When the term “emotional labor” was first coined by sociologist Arlie Hochschild in her 1983 book The Managed Heart, she described it as a burden placed on workers under capitalism. Workers might do physical labor, pushing carts, running machines, but they also often perform labor that “requires one to induce or suppress feeling in order to sustain the outward countenance that produces the proper state of mind in other.” This labor—smiling at customers, refraining from yelling at a rude patron because “the customer is always right”—is a labor of performance required to do these jobs. “Part of the job is to disguise fatigue and irritation, for otherwise the labor would show in an unseemly way,” Hochschild writes.
But the term “emotional labor” has strayed far from its roots as a useful definition for the expectation for workers to suppress or disguise their true emotions in the workplace, even in dire conditions. In the past few years, the concept of emotional labor has gone mainstream on social media and in articles that revive and expand the idea, with the term moving out of the workplace and insidiously into our homes. Suddenly emotional labor is being redefined as something people perform when they comfort their partners, when parents raise their children, and now something as simple as friendship is apparently emotional labor.
This week the writer Melissa A. Fabello wrote a lengthy thread on Twitter about a friend who texted her, asking permission to vent. While Fabello says this is a good friend who doesn’t need to ask for permission, she explains that texts like this are nice because she is the kind of person who has “several crises” happening in her texts, followers asking for advice in her DMs, and her own problems. “Asking for consent for emotional labor, even from people with whom you have a long-standing relationship that is welcoming to crisis-averting, should be common practice,” she writes. She also says that “too often, friends unload on me without warning” and that unless it’s an emergency that’s “unfair.” She ends her thread by giving people a bizarre script to use when a friend reaches out and they’re apparently “at capacity” to respond.
Is calling on a friend to vent really emotional labor? I think of my friends who frequently text me “can I be a bitch for a second?” and how I can’t type “YES!!!!” fast enough. Emotional labor, in this application, is a term weighted with an annoying sense of obligation: You put aside your own emotions and issues to submit yourself to another person’s needs. But what’s confusing about using it to describe friendship is that in the traditional definition of the term, that sense of obligation is tied up in getting paid. The suggestion is that the unspoken duties of being a good friend, out of kindness and thanklessness, is akin to hours gone unbilled. If you perceive the foundation of friendship as emotional labor, then friendship is always work.
In the degradation of the term emotional labor, we lose a crucial framework to define the taxing emotional burden of being a worker in a society that continually wants employees to believe their coworkers are “their family” so that they work harder and never want to leave their desks.
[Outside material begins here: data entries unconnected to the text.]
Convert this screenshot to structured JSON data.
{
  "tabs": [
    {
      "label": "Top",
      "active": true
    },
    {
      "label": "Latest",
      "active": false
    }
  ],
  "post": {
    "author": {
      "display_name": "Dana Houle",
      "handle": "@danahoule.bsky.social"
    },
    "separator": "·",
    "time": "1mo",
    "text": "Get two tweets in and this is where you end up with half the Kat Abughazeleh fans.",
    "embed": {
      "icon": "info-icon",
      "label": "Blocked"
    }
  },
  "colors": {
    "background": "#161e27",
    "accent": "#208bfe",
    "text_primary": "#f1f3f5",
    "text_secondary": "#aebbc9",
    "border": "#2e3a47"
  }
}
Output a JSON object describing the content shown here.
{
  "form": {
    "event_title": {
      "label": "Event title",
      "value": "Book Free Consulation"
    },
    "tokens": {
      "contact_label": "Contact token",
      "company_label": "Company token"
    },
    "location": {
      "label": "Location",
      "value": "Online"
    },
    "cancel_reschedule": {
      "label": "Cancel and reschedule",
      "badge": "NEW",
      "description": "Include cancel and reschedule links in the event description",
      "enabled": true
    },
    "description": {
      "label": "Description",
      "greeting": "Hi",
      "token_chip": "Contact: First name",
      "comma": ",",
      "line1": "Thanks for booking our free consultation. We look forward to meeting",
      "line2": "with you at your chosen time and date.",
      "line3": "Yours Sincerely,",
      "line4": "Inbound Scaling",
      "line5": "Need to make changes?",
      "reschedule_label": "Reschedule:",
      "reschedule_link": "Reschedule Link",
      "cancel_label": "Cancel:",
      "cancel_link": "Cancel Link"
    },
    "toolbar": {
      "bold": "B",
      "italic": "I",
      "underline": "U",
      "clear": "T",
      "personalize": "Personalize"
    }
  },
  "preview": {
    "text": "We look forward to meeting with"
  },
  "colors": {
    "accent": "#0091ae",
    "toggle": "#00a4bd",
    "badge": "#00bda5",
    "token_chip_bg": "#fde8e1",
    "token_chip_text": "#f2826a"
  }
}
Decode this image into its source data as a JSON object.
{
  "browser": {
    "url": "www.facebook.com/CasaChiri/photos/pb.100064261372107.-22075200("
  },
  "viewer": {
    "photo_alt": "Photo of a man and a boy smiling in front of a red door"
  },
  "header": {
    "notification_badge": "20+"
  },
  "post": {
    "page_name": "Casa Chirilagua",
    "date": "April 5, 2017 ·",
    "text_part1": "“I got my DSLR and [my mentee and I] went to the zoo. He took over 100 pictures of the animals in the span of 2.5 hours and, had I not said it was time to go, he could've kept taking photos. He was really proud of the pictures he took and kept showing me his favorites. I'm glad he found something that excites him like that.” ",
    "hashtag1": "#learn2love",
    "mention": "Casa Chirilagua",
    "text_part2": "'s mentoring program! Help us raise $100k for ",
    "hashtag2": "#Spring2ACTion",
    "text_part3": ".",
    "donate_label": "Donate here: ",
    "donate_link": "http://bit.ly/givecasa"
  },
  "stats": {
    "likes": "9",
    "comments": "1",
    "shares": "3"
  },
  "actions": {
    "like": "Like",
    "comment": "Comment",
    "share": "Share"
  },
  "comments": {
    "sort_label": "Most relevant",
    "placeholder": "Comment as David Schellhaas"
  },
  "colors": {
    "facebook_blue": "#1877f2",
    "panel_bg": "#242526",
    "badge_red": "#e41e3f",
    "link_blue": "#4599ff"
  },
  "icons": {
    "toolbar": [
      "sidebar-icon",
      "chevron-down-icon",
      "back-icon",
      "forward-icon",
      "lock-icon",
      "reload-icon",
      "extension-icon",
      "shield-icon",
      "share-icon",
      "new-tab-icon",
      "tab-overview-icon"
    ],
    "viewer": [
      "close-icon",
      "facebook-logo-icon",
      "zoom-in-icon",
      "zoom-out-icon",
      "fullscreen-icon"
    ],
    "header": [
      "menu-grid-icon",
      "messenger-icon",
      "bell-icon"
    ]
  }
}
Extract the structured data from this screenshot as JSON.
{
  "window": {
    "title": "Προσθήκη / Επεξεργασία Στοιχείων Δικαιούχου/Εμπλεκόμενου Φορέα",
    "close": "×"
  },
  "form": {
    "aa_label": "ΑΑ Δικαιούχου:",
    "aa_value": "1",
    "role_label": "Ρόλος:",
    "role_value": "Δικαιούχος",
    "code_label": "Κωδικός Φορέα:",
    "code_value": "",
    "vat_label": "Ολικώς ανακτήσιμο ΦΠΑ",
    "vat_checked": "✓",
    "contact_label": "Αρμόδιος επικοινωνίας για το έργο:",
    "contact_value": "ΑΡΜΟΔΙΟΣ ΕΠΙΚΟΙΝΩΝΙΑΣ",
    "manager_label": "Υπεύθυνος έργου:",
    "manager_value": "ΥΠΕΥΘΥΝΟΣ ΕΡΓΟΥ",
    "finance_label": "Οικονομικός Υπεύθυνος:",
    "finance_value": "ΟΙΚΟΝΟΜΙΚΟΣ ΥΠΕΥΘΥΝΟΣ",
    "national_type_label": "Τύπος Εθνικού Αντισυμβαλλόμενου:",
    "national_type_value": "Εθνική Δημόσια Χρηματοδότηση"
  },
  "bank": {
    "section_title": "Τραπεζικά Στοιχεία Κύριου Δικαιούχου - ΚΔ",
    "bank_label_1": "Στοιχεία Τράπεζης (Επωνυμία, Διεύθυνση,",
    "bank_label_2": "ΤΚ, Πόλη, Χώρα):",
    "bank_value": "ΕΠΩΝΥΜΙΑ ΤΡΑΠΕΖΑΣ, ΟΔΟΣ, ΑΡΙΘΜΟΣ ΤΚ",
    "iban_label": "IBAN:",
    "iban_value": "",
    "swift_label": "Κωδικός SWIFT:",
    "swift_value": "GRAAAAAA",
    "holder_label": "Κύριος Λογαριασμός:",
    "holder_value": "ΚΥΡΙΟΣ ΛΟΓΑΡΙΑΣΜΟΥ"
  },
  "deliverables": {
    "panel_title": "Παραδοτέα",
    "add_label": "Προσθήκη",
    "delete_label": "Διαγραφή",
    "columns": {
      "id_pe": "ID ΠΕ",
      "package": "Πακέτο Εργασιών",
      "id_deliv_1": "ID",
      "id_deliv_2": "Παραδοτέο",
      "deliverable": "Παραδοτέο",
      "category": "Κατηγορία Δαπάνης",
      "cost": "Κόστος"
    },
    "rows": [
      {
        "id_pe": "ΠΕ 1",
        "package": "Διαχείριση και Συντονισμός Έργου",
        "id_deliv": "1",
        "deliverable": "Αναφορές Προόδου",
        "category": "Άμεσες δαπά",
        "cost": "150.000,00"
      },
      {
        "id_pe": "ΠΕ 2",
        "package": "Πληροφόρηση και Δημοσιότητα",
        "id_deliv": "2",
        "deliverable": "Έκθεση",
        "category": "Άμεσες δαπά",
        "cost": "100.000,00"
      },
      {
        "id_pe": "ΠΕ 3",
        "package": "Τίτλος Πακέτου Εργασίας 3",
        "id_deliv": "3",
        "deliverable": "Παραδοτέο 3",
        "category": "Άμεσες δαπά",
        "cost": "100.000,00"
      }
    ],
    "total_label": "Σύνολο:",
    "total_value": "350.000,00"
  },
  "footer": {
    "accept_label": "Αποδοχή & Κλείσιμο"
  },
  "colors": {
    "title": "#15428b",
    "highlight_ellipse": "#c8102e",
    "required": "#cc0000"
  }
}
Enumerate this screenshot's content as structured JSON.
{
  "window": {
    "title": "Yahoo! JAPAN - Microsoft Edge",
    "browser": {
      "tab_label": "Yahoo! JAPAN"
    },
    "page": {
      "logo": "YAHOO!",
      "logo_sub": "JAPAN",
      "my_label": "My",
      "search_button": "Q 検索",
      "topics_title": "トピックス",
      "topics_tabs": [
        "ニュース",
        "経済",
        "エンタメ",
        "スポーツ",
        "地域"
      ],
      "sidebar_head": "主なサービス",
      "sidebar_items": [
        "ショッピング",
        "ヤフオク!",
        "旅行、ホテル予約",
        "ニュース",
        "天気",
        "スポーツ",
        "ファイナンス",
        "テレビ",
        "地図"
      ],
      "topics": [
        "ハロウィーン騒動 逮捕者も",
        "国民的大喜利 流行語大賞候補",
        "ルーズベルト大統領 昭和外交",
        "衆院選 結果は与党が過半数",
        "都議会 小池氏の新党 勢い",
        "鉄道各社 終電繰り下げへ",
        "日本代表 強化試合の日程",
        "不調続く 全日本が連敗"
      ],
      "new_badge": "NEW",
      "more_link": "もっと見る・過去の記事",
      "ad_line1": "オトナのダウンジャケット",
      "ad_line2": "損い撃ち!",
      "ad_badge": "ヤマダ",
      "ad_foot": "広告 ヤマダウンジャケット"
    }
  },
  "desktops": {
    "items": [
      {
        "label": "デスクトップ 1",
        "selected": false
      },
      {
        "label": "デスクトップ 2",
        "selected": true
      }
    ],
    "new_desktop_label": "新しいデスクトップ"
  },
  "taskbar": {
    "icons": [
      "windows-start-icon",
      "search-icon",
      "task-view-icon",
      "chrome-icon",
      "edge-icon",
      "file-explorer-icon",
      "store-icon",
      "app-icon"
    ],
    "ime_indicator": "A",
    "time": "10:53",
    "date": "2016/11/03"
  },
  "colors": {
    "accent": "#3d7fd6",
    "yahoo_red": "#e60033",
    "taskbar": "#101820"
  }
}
But we also saddle the relationships we can form beyond the workplace, away from our obligations to work, with a similar, dreaded sense of duty. The overuse of the term emotional labor redefines our relationships, the ones we build out of care and love, into workplace disputes. Fabello writes in her script “could we connect at [a later time and date]” as if checking in with a friend in a time of need is another meeting to be scheduled with a conference room to book.
Personal relationships can be unspoken worksites. Women undoubtedly do more silent and physical labor in straight relationships than men do, from literal housework and child-rearing to the quiet expectation that they keep track of dates, family birthdays, doctor’s appointments. But the latter is not so much emotional labor as it is mental, Hochschild told The Atlantic. “There seems an alienation or a disenchantment of acts that normally we associate with the expression of connection, love, commitment. Like ‘Oh, what a burden it is to pick out gifts for the holiday for my children,’” she told the magazine. “I feel a strong need to point out that this isn’t inherently an alienating act. And something’s gone haywire when it is.”
What might be harder for people who cling to the term emotional labor to describe the acts they do for others is that expression of “connection, love, and commitment” Hochschild speaks of. What people like Fabello describe as emotional labor is often the bare minimum of what’s expected in a relationship when it’s built on love and respect. Listening to your friend talk about their bad day isn’t emotional labor; it’s just being a friend.
Emotional labor has become a catchall for everything expected of women; it’s the intimacy sex workers perform for clients, and when a woman asks her husband to do tasks around the house. But in emotional labor’s new definition of “emotion management,” it’s been defanged to the point that the terminology is essentially meaningless.